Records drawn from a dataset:
———

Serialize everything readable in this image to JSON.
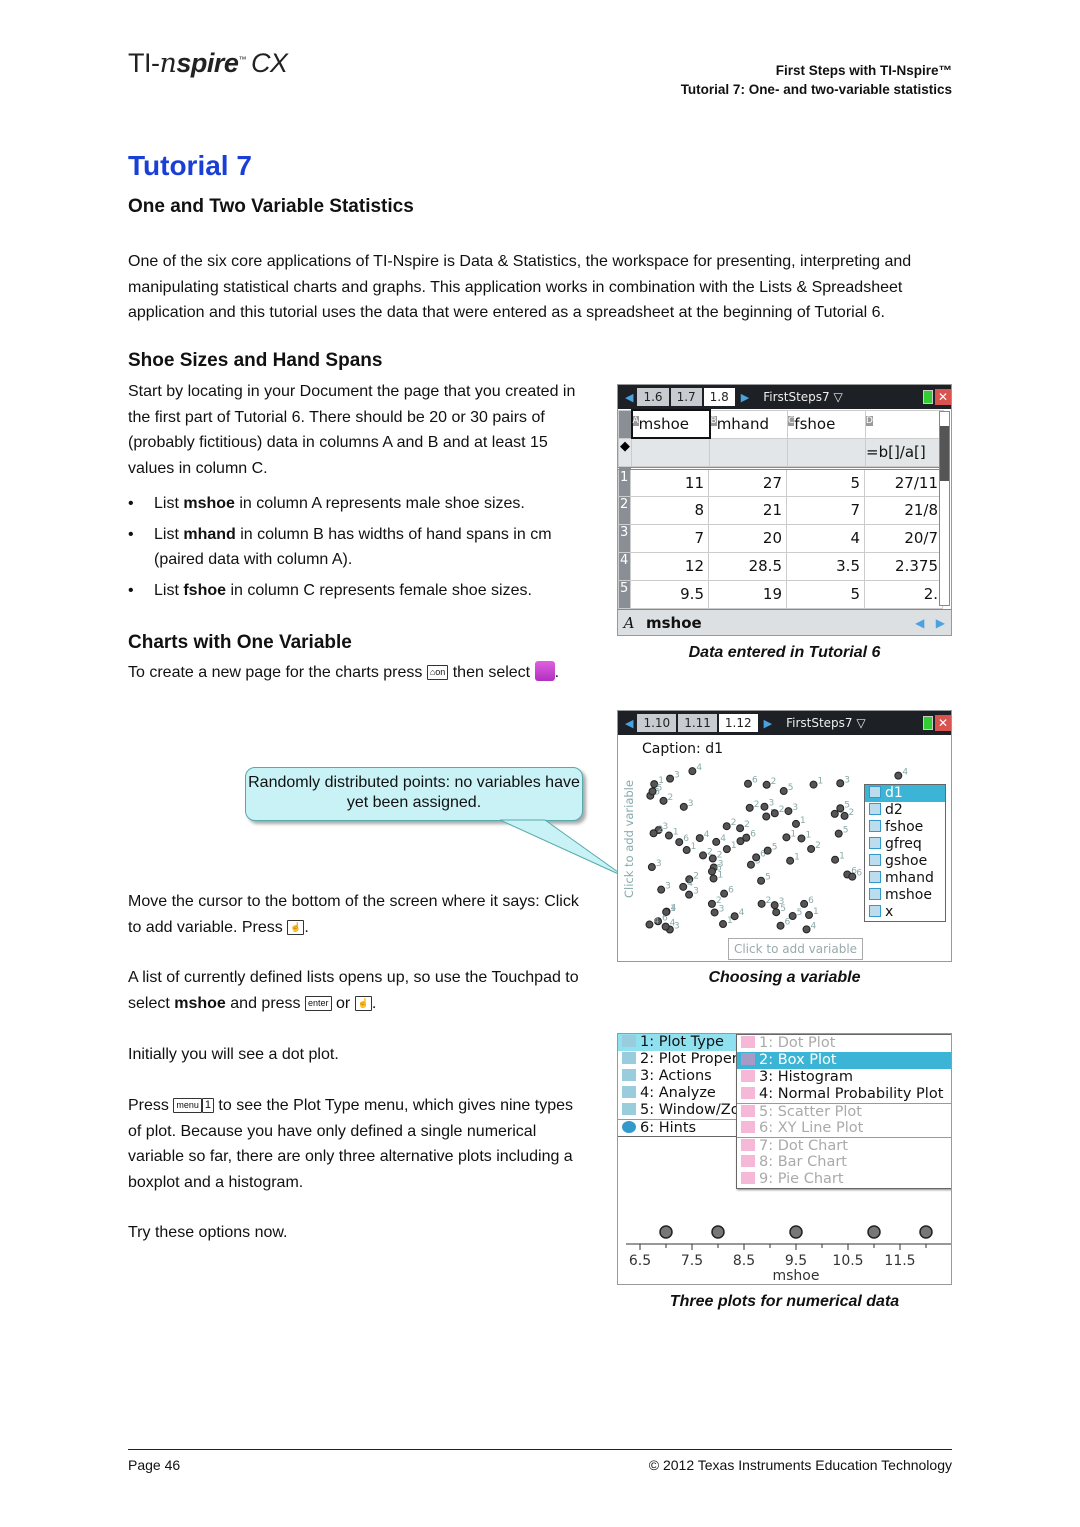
{
  "header": {
    "logo": "TI-nspire CX",
    "line1": "First Steps with TI-Nspire™",
    "line2": "Tutorial 7: One- and two-variable statistics"
  },
  "title": "Tutorial 7",
  "subtitle": "One and Two Variable Statistics",
  "intro": "One of the six core applications of TI-Nspire is Data & Statistics, the workspace for presenting, interpreting and manipulating statistical charts and graphs. This application works in combination with the Lists & Spreadsheet application and this tutorial uses the data that were entered as a spreadsheet at the beginning of Tutorial 6.",
  "section1": {
    "heading": "Shoe Sizes and Hand Spans",
    "para": "Start by locating in your Document the page that you created in the first part of Tutorial 6. There should be 20 or 30 pairs of (probably fictitious) data in columns A and B and at least 15 values in column C.",
    "bullets": [
      {
        "pre": "List ",
        "bold": "mshoe",
        "post": " in column A represents male shoe sizes."
      },
      {
        "pre": "List ",
        "bold": "mhand",
        "post": " in column B has widths of hand spans in cm (paired data with column A)."
      },
      {
        "pre": "List ",
        "bold": "fshoe",
        "post": " in column C represents female shoe sizes."
      }
    ]
  },
  "section2": {
    "heading": "Charts with One Variable",
    "p1_a": "To create a new page for the charts press ",
    "key_home": "⌂on",
    "p1_b": " then select ",
    "p1_c": ".",
    "callout": "Randomly distributed points: no variables have yet been assigned.",
    "p2_a": "Move the cursor to the bottom of the screen where it says: Click to add variable. Press ",
    "p2_b": ".",
    "p3_a": "A list of currently defined lists opens up, so use the Touchpad to select ",
    "p3_bold": "mshoe",
    "p3_b": " and press ",
    "key_enter": "enter",
    "p3_c": " or ",
    "p3_d": ".",
    "p4": "Initially you will see a dot plot.",
    "p5_a": "Press ",
    "key_menu": "menu",
    "key_1": "1",
    "p5_b": " to see the Plot Type menu, which gives nine types of plot. Because you have only defined a single numerical variable so far, there are only three alternative plots including a boxplot and a histogram.",
    "p6": "Try these options now."
  },
  "screen1": {
    "tabs": [
      "1.6",
      "1.7",
      "1.8"
    ],
    "doc": "FirstSteps7",
    "cols": [
      {
        "letter": "A",
        "name": "mshoe"
      },
      {
        "letter": "B",
        "name": "mhand"
      },
      {
        "letter": "C",
        "name": "fshoe"
      },
      {
        "letter": "D",
        "name": ""
      }
    ],
    "formula": "=b[]/a[]",
    "rows": [
      [
        "1",
        "11",
        "27",
        "5",
        "27/11"
      ],
      [
        "2",
        "8",
        "21",
        "7",
        "21/8"
      ],
      [
        "3",
        "7",
        "20",
        "4",
        "20/7"
      ],
      [
        "4",
        "12",
        "28.5",
        "3.5",
        "2.375"
      ],
      [
        "5",
        "9.5",
        "19",
        "5",
        "2."
      ]
    ],
    "bottom_letter": "A",
    "bottom_name": "mshoe",
    "caption": "Data entered in Tutorial 6"
  },
  "screen2": {
    "tabs": [
      "1.10",
      "1.11",
      "1.12"
    ],
    "doc": "FirstSteps7",
    "caption_text": "Caption: d1",
    "side_label": "Click to add variable",
    "bottom_label": "Click to add variable",
    "lists": [
      "d1",
      "d2",
      "fshoe",
      "gfreq",
      "gshoe",
      "mhand",
      "mshoe",
      "x"
    ],
    "selected": "d1",
    "caption": "Choosing a variable"
  },
  "screen3": {
    "menu": [
      "1: Plot Type",
      "2: Plot Proper",
      "3: Actions",
      "4: Analyze",
      "5: Window/Zo",
      "6: Hints"
    ],
    "submenu": [
      {
        "label": "1: Dot Plot",
        "state": "disabled"
      },
      {
        "label": "2: Box Plot",
        "state": "selected"
      },
      {
        "label": "3: Histogram",
        "state": "enabled"
      },
      {
        "label": "4: Normal Probability Plot",
        "state": "enabled"
      },
      {
        "label": "5: Scatter Plot",
        "state": "disabled"
      },
      {
        "label": "6: XY Line Plot",
        "state": "disabled"
      },
      {
        "label": "7: Dot Chart",
        "state": "disabled"
      },
      {
        "label": "8: Bar Chart",
        "state": "disabled"
      },
      {
        "label": "9: Pie Chart",
        "state": "disabled"
      }
    ],
    "ticks": [
      "6.5",
      "7.5",
      "8.5",
      "9.5",
      "10.5",
      "11.5"
    ],
    "xlabel": "mshoe",
    "points": [
      7,
      8,
      9.5,
      11,
      12
    ],
    "caption": "Three plots for numerical data"
  },
  "footer": {
    "page": "Page  46",
    "copyright": "© 2012 Texas Instruments Education Technology"
  },
  "colors": {
    "title": "#1a3fd6",
    "selection": "#3bb4d6",
    "callout": "#c8f2f6"
  }
}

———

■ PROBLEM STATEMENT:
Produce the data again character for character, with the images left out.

■ ANSWER BELOW:
Serialize everything readable in this image to JSON.
{
  "header": {
    "logo": "TI-nspire CX",
    "line1": "First Steps with TI-Nspire™",
    "line2": "Tutorial 7: One- and two-variable statistics"
  },
  "title": "Tutorial 7",
  "subtitle": "One and Two Variable Statistics",
  "intro": "One of the six core applications of TI-Nspire is Data & Statistics, the workspace for presenting, interpreting and manipulating statistical charts and graphs. This application works in combination with the Lists & Spreadsheet application and this tutorial uses the data that were entered as a spreadsheet at the beginning of Tutorial 6.",
  "section1": {
    "heading": "Shoe Sizes and Hand Spans",
    "para": "Start by locating in your Document the page that you created in the first part of Tutorial 6. There should be 20 or 30 pairs of (probably fictitious) data in columns A and B and at least 15 values in column C.",
    "bullets": [
      {
        "pre": "List ",
        "bold": "mshoe",
        "post": " in column A represents male shoe sizes."
      },
      {
        "pre": "List ",
        "bold": "mhand",
        "post": " in column B has widths of hand spans in cm (paired data with column A)."
      },
      {
        "pre": "List ",
        "bold": "fshoe",
        "post": " in column C represents female shoe sizes."
      }
    ]
  },
  "section2": {
    "heading": "Charts with One Variable",
    "p1_a": "To create a new page for the charts press ",
    "key_home": "⌂on",
    "p1_b": " then select ",
    "p1_c": ".",
    "callout": "Randomly distributed points: no variables have yet been assigned.",
    "p2_a": "Move the cursor to the bottom of the screen where it says: Click to add variable. Press ",
    "p2_b": ".",
    "p3_a": "A list of currently defined lists opens up, so use the Touchpad to select ",
    "p3_bold": "mshoe",
    "p3_b": " and press ",
    "key_enter": "enter",
    "p3_c": " or ",
    "p3_d": ".",
    "p4": "Initially you will see a dot plot.",
    "p5_a": "Press ",
    "key_menu": "menu",
    "key_1": "1",
    "p5_b": " to see the Plot Type menu, which gives nine types of plot. Because you have only defined a single numerical variable so far, there are only three alternative plots including a boxplot and a histogram.",
    "p6": "Try these options now."
  },
  "screen1": {
    "tabs": [
      "1.6",
      "1.7",
      "1.8"
    ],
    "doc": "FirstSteps7",
    "cols": [
      {
        "letter": "A",
        "name": "mshoe"
      },
      {
        "letter": "B",
        "name": "mhand"
      },
      {
        "letter": "C",
        "name": "fshoe"
      },
      {
        "letter": "D",
        "name": ""
      }
    ],
    "formula": "=b[]/a[]",
    "rows": [
      [
        "1",
        "11",
        "27",
        "5",
        "27/11"
      ],
      [
        "2",
        "8",
        "21",
        "7",
        "21/8"
      ],
      [
        "3",
        "7",
        "20",
        "4",
        "20/7"
      ],
      [
        "4",
        "12",
        "28.5",
        "3.5",
        "2.375"
      ],
      [
        "5",
        "9.5",
        "19",
        "5",
        "2."
      ]
    ],
    "bottom_letter": "A",
    "bottom_name": "mshoe",
    "caption": "Data entered in Tutorial 6"
  },
  "screen2": {
    "tabs": [
      "1.10",
      "1.11",
      "1.12"
    ],
    "doc": "FirstSteps7",
    "caption_text": "Caption: d1",
    "side_label": "Click to add variable",
    "bottom_label": "Click to add variable",
    "lists": [
      "d1",
      "d2",
      "fshoe",
      "gfreq",
      "gshoe",
      "mhand",
      "mshoe",
      "x"
    ],
    "selected": "d1",
    "caption": "Choosing a variable"
  },
  "screen3": {
    "menu": [
      "1: Plot Type",
      "2: Plot Proper",
      "3: Actions",
      "4: Analyze",
      "5: Window/Zo",
      "6: Hints"
    ],
    "submenu": [
      {
        "label": "1: Dot Plot",
        "state": "disabled"
      },
      {
        "label": "2: Box Plot",
        "state": "selected"
      },
      {
        "label": "3: Histogram",
        "state": "enabled"
      },
      {
        "label": "4: Normal Probability Plot",
        "state": "enabled"
      },
      {
        "label": "5: Scatter Plot",
        "state": "disabled"
      },
      {
        "label": "6: XY Line Plot",
        "state": "disabled"
      },
      {
        "label": "7: Dot Chart",
        "state": "disabled"
      },
      {
        "label": "8: Bar Chart",
        "state": "disabled"
      },
      {
        "label": "9: Pie Chart",
        "state": "disabled"
      }
    ],
    "ticks": [
      "6.5",
      "7.5",
      "8.5",
      "9.5",
      "10.5",
      "11.5"
    ],
    "xlabel": "mshoe",
    "points": [
      7,
      8,
      9.5,
      11,
      12
    ],
    "caption": "Three plots for numerical data"
  },
  "footer": {
    "page": "Page  46",
    "copyright": "© 2012 Texas Instruments Education Technology"
  },
  "colors": {
    "title": "#1a3fd6",
    "selection": "#3bb4d6",
    "callout": "#c8f2f6"
  }
}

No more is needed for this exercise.